§ Entries from a dataset of interfaces
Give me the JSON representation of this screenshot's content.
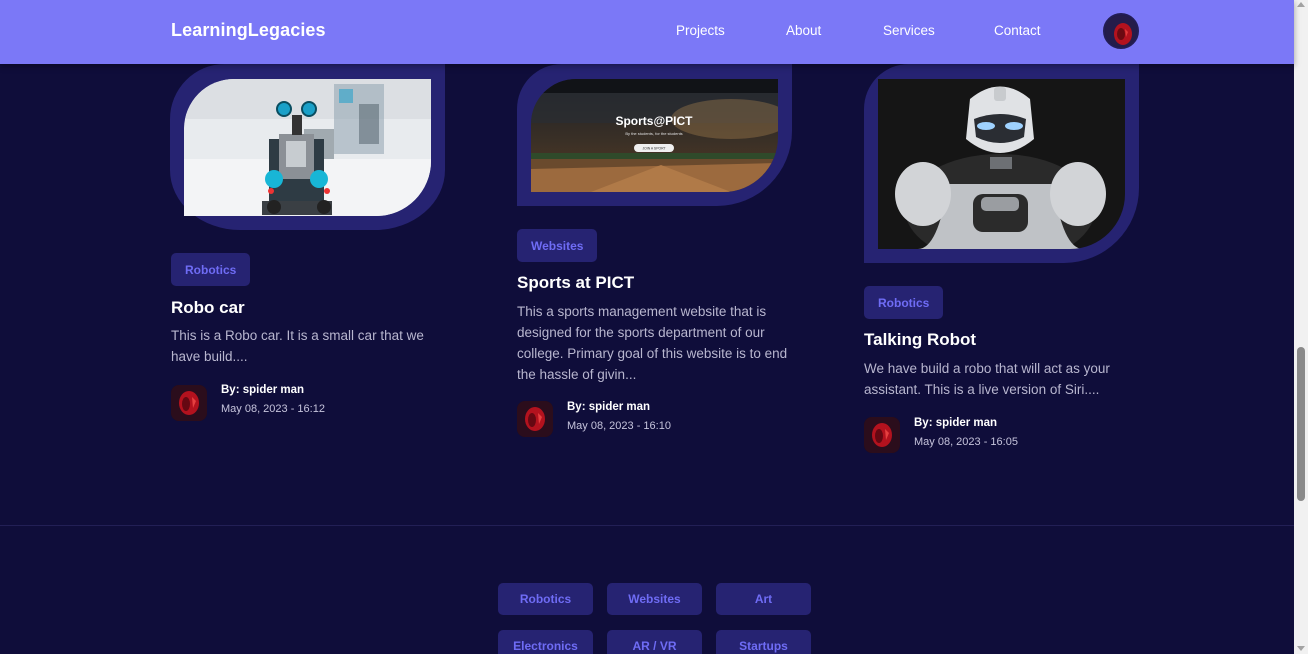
{
  "navbar": {
    "brand": "LearningLegacies",
    "links": [
      "Projects",
      "About",
      "Services",
      "Contact"
    ]
  },
  "cards": [
    {
      "tag": "Robotics",
      "title": "Robo car",
      "description": "This is a Robo car. It is a small car that we have build....",
      "author": "By: spider man",
      "date": "May 08, 2023 - 16:12"
    },
    {
      "tag": "Websites",
      "title": "Sports at PICT",
      "description": "This a sports management website that is designed for the sports department of our college. Primary goal of this website is to end the hassle of givin...",
      "author": "By: spider man",
      "date": "May 08, 2023 - 16:10",
      "thumb_heading": "Sports@PICT",
      "thumb_sub": "By the students, for the students",
      "thumb_button": "JOIN A SPORT"
    },
    {
      "tag": "Robotics",
      "title": "Talking Robot",
      "description": "We have build a robo that will act as your assistant. This is a live version of Siri....",
      "author": "By: spider man",
      "date": "May 08, 2023 - 16:05"
    }
  ],
  "footer_tags": [
    "Robotics",
    "Websites",
    "Art",
    "Electronics",
    "AR / VR",
    "Startups"
  ],
  "colors": {
    "background": "#0f0d3a",
    "navbar": "#7b78f7",
    "tag_bg": "#262372",
    "tag_text": "#6f6cf5"
  }
}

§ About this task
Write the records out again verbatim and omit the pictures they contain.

§ Solution for this exercise
Give me the JSON representation of this screenshot's content.
{
  "navbar": {
    "brand": "LearningLegacies",
    "links": [
      "Projects",
      "About",
      "Services",
      "Contact"
    ]
  },
  "cards": [
    {
      "tag": "Robotics",
      "title": "Robo car",
      "description": "This is a Robo car. It is a small car that we have build....",
      "author": "By: spider man",
      "date": "May 08, 2023 - 16:12"
    },
    {
      "tag": "Websites",
      "title": "Sports at PICT",
      "description": "This a sports management website that is designed for the sports department of our college. Primary goal of this website is to end the hassle of givin...",
      "author": "By: spider man",
      "date": "May 08, 2023 - 16:10",
      "thumb_heading": "Sports@PICT",
      "thumb_sub": "By the students, for the students",
      "thumb_button": "JOIN A SPORT"
    },
    {
      "tag": "Robotics",
      "title": "Talking Robot",
      "description": "We have build a robo that will act as your assistant. This is a live version of Siri....",
      "author": "By: spider man",
      "date": "May 08, 2023 - 16:05"
    }
  ],
  "footer_tags": [
    "Robotics",
    "Websites",
    "Art",
    "Electronics",
    "AR / VR",
    "Startups"
  ],
  "colors": {
    "background": "#0f0d3a",
    "navbar": "#7b78f7",
    "tag_bg": "#262372",
    "tag_text": "#6f6cf5"
  }
}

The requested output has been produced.